>>>>>

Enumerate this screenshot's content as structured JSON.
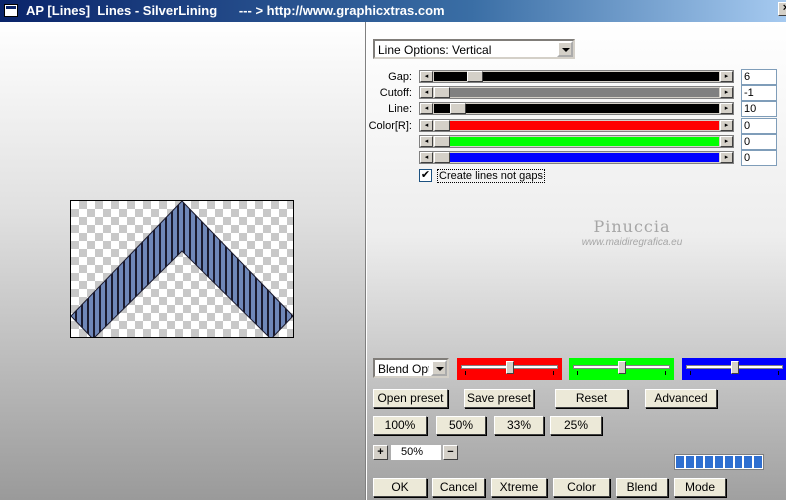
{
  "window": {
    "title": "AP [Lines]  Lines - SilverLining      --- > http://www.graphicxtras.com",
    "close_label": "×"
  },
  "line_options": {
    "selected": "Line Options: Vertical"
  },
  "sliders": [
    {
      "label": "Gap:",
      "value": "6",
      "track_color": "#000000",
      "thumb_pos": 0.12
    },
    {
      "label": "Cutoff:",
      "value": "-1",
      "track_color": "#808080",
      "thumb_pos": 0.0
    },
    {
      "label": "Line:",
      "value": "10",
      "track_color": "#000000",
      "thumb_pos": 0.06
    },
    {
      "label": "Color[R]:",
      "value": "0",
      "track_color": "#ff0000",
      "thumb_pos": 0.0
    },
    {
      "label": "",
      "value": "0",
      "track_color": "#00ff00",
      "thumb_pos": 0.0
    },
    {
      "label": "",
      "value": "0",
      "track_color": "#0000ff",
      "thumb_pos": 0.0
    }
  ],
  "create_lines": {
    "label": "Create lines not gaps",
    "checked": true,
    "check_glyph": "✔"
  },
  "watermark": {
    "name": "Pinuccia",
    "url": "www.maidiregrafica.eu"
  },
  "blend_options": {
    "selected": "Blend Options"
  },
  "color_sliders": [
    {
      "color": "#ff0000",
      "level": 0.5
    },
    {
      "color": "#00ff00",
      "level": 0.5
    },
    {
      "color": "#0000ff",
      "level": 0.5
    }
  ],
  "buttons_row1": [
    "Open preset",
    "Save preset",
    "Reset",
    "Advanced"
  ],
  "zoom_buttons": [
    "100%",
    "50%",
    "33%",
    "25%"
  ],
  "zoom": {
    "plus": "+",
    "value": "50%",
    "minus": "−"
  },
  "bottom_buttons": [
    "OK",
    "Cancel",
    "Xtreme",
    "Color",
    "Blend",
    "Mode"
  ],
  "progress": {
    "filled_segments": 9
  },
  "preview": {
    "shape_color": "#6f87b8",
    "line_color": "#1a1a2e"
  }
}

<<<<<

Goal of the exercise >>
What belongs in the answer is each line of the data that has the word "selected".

Task response >>
    "selected": "Line Options: Vertical"
    "selected": "Blend Options"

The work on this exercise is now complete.